- Problem -
Every entry is to be reproduced word for word, but the images are not.

- Recorded data -
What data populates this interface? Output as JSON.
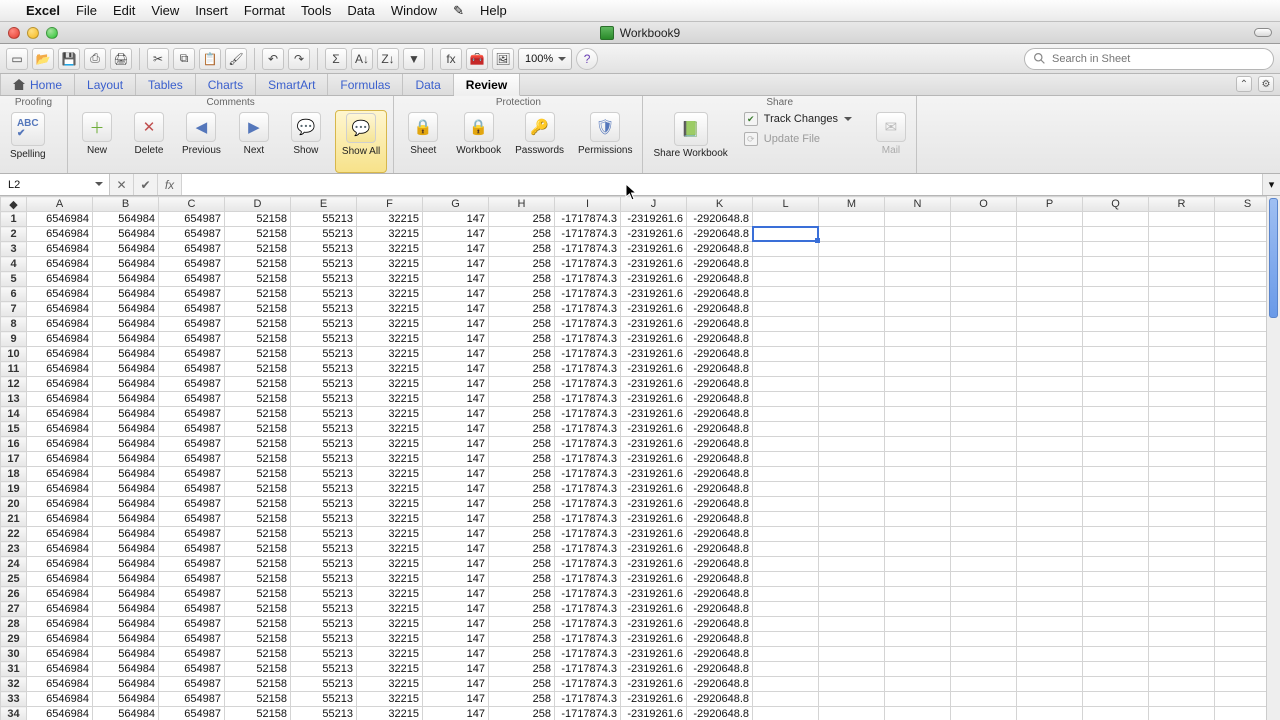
{
  "menubar": {
    "app_name": "Excel",
    "items": [
      "File",
      "Edit",
      "View",
      "Insert",
      "Format",
      "Tools",
      "Data",
      "Window",
      "Help"
    ],
    "script_icon": "✎"
  },
  "window": {
    "title": "Workbook9"
  },
  "toolbar": {
    "zoom": "100%",
    "search_placeholder": "Search in Sheet"
  },
  "ribbon": {
    "tabs": [
      "Home",
      "Layout",
      "Tables",
      "Charts",
      "SmartArt",
      "Formulas",
      "Data",
      "Review"
    ],
    "active_tab": "Review",
    "groups": {
      "proofing": {
        "label": "Proofing",
        "spelling": "Spelling"
      },
      "comments": {
        "label": "Comments",
        "new": "New",
        "delete": "Delete",
        "previous": "Previous",
        "next": "Next",
        "show": "Show",
        "show_all": "Show All"
      },
      "protection": {
        "label": "Protection",
        "sheet": "Sheet",
        "workbook": "Workbook",
        "passwords": "Passwords",
        "permissions": "Permissions"
      },
      "share": {
        "label": "Share",
        "share_workbook": "Share Workbook",
        "track_changes": "Track Changes",
        "update_file": "Update File",
        "mail": "Mail"
      }
    }
  },
  "formula_bar": {
    "name_box": "L2",
    "formula": ""
  },
  "grid": {
    "columns": [
      "A",
      "B",
      "C",
      "D",
      "E",
      "F",
      "G",
      "H",
      "I",
      "J",
      "K",
      "L",
      "M",
      "N",
      "O",
      "P",
      "Q",
      "R",
      "S"
    ],
    "row_count": 34,
    "row_values": [
      "6546984",
      "564984",
      "654987",
      "52158",
      "55213",
      "32215",
      "147",
      "258",
      "-1717874.3",
      "-2319261.6",
      "-2920648.8"
    ],
    "active_cell": "L2"
  }
}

- Written response -
What data populates this interface? Output as JSON.
{
  "menubar": {
    "app_name": "Excel",
    "items": [
      "File",
      "Edit",
      "View",
      "Insert",
      "Format",
      "Tools",
      "Data",
      "Window",
      "Help"
    ],
    "script_icon": "✎"
  },
  "window": {
    "title": "Workbook9"
  },
  "toolbar": {
    "zoom": "100%",
    "search_placeholder": "Search in Sheet"
  },
  "ribbon": {
    "tabs": [
      "Home",
      "Layout",
      "Tables",
      "Charts",
      "SmartArt",
      "Formulas",
      "Data",
      "Review"
    ],
    "active_tab": "Review",
    "groups": {
      "proofing": {
        "label": "Proofing",
        "spelling": "Spelling"
      },
      "comments": {
        "label": "Comments",
        "new": "New",
        "delete": "Delete",
        "previous": "Previous",
        "next": "Next",
        "show": "Show",
        "show_all": "Show All"
      },
      "protection": {
        "label": "Protection",
        "sheet": "Sheet",
        "workbook": "Workbook",
        "passwords": "Passwords",
        "permissions": "Permissions"
      },
      "share": {
        "label": "Share",
        "share_workbook": "Share Workbook",
        "track_changes": "Track Changes",
        "update_file": "Update File",
        "mail": "Mail"
      }
    }
  },
  "formula_bar": {
    "name_box": "L2",
    "formula": ""
  },
  "grid": {
    "columns": [
      "A",
      "B",
      "C",
      "D",
      "E",
      "F",
      "G",
      "H",
      "I",
      "J",
      "K",
      "L",
      "M",
      "N",
      "O",
      "P",
      "Q",
      "R",
      "S"
    ],
    "row_count": 34,
    "row_values": [
      "6546984",
      "564984",
      "654987",
      "52158",
      "55213",
      "32215",
      "147",
      "258",
      "-1717874.3",
      "-2319261.6",
      "-2920648.8"
    ],
    "active_cell": "L2"
  }
}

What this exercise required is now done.